> [What the exercise asks]: Records follow. Copy every line with "value".

> [Study material]:
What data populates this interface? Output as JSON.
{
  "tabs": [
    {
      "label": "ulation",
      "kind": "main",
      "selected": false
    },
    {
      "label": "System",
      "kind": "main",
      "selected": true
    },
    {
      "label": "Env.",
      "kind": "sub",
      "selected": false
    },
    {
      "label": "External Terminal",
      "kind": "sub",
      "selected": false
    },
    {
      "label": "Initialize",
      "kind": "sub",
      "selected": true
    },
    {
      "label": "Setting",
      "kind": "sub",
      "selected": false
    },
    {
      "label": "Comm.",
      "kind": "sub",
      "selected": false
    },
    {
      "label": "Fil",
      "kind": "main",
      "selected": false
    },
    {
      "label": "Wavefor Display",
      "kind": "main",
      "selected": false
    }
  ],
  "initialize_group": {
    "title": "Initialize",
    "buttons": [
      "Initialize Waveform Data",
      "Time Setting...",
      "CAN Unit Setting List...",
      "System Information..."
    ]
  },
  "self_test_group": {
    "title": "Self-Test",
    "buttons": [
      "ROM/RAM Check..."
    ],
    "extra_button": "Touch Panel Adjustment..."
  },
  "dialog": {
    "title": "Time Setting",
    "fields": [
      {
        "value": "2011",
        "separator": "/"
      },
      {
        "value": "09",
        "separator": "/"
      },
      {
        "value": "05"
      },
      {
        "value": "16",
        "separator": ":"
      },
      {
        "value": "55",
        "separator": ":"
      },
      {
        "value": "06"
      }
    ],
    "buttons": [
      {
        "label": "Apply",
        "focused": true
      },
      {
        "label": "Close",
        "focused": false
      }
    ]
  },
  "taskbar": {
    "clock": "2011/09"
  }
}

> [Worked solution]:
        "value": "2011",
        "value": "09",
        "value": "05"
        "value": "16",
        "value": "55",
        "value": "06"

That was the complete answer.